Your answer should consist of the lines in the data below that contain "JSON".

======

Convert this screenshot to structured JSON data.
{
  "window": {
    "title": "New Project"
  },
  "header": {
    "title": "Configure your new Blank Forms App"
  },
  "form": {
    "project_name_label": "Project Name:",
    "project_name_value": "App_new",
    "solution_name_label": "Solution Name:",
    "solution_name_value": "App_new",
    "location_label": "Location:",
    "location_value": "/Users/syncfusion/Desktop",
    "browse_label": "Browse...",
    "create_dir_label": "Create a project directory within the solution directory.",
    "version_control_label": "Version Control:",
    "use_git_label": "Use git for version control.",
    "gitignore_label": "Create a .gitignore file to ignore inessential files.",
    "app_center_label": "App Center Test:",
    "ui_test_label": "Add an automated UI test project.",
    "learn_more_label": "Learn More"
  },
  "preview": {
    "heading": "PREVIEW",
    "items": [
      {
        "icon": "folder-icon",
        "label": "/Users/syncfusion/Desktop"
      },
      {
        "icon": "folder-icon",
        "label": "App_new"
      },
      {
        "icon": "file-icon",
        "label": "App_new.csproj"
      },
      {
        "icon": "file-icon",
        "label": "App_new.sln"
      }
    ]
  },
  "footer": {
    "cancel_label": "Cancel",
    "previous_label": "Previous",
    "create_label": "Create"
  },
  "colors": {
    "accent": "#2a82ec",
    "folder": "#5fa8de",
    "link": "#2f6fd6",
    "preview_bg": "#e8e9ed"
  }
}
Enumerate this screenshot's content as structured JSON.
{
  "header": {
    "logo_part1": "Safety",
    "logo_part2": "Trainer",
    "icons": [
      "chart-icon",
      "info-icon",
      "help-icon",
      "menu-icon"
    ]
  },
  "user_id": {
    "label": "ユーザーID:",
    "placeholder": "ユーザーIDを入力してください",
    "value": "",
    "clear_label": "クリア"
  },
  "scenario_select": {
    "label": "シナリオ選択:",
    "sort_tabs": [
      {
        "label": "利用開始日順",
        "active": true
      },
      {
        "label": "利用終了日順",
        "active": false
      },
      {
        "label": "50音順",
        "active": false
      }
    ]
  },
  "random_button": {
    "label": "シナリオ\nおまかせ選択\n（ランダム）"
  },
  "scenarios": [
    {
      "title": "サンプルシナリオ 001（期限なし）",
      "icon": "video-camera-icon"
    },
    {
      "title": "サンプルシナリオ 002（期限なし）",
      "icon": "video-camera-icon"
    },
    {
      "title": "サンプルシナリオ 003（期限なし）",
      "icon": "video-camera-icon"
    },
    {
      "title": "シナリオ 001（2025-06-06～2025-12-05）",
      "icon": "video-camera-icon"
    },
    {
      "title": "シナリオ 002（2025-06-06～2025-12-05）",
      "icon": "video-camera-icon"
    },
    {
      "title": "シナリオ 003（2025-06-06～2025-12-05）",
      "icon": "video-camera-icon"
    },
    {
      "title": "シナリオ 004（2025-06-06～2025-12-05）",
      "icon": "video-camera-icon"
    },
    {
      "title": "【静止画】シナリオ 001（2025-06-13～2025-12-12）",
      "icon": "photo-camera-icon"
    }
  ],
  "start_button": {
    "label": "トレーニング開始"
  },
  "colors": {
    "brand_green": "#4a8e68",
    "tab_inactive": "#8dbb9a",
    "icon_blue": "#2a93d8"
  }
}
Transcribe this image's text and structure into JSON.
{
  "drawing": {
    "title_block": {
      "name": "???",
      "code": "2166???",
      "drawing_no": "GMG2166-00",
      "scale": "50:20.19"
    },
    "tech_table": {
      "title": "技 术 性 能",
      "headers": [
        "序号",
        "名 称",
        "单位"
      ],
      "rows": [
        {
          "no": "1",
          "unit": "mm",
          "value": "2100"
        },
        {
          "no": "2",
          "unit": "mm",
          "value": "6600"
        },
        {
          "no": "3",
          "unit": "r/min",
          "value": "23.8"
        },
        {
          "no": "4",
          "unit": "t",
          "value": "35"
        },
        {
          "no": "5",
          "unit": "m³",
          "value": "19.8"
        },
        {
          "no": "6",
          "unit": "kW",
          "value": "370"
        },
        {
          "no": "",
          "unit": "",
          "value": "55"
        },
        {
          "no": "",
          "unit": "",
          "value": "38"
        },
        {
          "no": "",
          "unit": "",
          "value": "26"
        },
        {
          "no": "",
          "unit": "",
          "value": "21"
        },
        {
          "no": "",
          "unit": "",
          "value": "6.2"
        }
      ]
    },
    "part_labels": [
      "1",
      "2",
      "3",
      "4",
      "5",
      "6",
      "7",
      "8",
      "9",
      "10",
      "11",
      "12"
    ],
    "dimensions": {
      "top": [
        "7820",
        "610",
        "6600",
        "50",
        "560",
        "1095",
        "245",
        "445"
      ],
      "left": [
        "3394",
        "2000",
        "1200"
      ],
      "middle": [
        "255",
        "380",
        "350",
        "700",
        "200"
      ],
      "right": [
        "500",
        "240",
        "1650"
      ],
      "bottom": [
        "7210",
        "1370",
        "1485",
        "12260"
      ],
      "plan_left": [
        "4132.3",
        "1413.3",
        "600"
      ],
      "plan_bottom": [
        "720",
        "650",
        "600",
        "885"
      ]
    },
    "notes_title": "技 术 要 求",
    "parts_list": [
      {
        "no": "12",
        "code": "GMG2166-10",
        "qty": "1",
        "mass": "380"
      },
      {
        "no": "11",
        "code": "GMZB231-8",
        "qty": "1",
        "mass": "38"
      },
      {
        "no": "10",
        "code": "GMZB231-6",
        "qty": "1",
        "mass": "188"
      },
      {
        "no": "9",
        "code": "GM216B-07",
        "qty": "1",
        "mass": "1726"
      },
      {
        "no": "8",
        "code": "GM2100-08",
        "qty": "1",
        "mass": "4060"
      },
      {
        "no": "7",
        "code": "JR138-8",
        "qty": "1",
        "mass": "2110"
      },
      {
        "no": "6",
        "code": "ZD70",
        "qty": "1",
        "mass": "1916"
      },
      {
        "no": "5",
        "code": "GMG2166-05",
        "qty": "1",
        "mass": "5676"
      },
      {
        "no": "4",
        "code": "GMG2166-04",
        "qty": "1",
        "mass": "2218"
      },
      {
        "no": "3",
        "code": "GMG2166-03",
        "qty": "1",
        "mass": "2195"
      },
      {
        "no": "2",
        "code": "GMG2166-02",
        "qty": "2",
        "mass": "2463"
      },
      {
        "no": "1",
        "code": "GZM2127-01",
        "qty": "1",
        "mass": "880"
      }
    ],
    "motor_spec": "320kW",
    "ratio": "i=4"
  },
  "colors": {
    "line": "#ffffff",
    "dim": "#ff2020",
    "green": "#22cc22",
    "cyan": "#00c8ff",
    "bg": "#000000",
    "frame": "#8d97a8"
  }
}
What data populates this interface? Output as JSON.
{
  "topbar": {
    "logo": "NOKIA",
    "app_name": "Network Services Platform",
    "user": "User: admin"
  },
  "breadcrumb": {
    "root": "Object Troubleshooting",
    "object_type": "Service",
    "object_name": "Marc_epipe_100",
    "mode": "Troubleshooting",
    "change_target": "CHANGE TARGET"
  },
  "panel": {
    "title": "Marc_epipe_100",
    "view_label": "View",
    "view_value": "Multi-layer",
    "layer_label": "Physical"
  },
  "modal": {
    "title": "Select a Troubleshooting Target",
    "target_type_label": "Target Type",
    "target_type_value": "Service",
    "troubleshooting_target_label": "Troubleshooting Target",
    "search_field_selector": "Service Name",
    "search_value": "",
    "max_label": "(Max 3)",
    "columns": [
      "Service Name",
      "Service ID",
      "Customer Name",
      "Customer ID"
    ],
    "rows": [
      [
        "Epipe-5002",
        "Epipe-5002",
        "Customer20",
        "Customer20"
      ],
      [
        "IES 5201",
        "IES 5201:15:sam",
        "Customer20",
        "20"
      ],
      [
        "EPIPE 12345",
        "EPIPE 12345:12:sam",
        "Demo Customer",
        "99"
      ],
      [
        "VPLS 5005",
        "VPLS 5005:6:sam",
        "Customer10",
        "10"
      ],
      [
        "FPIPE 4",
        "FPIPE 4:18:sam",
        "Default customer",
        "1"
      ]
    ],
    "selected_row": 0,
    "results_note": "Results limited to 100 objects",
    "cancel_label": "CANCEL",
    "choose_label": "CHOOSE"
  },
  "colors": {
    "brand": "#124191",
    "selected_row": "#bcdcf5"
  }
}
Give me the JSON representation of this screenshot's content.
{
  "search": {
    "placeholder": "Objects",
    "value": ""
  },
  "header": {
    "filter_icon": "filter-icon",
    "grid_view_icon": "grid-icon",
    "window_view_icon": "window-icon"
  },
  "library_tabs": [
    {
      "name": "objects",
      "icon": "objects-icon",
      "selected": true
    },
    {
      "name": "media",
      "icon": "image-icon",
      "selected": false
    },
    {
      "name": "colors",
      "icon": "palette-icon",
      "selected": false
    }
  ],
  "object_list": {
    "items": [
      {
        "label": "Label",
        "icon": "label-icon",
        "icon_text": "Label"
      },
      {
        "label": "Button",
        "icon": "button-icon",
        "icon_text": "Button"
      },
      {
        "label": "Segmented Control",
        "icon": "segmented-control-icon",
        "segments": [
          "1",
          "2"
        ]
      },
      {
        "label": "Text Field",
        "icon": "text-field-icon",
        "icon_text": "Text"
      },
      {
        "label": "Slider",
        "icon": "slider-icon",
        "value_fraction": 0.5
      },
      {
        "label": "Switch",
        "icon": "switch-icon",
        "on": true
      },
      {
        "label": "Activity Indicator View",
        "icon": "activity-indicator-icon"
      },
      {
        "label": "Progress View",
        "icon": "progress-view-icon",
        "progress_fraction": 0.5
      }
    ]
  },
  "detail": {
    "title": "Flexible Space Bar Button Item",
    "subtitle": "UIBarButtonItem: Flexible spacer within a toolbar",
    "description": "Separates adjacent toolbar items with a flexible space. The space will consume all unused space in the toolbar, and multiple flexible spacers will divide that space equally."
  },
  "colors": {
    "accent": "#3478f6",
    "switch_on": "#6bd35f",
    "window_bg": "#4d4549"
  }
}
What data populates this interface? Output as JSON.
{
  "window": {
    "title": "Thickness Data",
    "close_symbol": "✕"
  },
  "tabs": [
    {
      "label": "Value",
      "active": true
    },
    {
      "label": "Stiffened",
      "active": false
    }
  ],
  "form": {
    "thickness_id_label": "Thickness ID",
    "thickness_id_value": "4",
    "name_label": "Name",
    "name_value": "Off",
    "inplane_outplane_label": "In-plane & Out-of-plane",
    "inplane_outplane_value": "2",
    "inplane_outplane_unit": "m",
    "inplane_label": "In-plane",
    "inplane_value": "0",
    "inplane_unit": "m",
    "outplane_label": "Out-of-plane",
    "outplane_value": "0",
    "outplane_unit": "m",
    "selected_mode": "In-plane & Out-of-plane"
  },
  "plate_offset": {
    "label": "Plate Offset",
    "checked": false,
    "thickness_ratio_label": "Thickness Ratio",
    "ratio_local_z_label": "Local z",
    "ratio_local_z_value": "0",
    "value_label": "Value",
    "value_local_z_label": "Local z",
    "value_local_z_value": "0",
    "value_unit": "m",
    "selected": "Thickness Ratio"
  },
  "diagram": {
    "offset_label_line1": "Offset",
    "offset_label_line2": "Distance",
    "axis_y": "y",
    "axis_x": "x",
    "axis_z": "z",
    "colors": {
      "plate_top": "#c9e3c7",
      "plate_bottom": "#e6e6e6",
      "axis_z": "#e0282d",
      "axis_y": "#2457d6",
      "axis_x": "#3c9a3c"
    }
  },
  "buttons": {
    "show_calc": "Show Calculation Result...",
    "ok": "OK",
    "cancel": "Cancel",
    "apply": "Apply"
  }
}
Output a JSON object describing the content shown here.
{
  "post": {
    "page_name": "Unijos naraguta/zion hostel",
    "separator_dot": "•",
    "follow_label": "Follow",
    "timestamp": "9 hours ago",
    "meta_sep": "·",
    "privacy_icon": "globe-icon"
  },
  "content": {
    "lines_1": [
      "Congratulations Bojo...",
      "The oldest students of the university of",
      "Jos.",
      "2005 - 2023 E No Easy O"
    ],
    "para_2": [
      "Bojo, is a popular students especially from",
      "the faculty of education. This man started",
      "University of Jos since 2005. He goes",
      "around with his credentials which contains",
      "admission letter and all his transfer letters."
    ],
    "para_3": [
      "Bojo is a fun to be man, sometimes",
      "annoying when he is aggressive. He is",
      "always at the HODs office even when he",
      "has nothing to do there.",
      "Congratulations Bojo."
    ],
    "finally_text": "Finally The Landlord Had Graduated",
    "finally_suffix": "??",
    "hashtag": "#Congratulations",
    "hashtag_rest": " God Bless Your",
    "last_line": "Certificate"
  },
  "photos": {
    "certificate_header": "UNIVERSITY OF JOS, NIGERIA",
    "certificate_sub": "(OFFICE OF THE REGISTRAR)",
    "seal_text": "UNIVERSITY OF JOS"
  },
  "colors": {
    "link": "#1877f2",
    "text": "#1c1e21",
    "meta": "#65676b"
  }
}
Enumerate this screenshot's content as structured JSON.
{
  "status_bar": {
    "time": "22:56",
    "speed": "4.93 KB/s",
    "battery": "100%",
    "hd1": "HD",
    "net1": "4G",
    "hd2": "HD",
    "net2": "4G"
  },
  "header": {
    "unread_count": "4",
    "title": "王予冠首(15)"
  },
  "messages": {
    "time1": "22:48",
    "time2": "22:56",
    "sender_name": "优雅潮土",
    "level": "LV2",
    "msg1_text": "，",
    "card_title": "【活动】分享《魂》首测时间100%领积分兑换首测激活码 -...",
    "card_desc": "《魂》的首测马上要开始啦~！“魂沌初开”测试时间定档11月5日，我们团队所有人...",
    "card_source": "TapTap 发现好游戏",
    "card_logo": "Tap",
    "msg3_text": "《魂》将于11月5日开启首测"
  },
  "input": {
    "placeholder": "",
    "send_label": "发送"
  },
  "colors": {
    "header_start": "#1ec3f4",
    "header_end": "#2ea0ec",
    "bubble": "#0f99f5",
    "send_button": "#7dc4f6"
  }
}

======

Final answer:
Convert this screenshot to structured JSON data.
Enumerate this screenshot's content as structured JSON.
Transcribe this image's text and structure into JSON.
What data populates this interface? Output as JSON.
Give me the JSON representation of this screenshot's content.
What data populates this interface? Output as JSON.
Output a JSON object describing the content shown here.
Enumerate this screenshot's content as structured JSON.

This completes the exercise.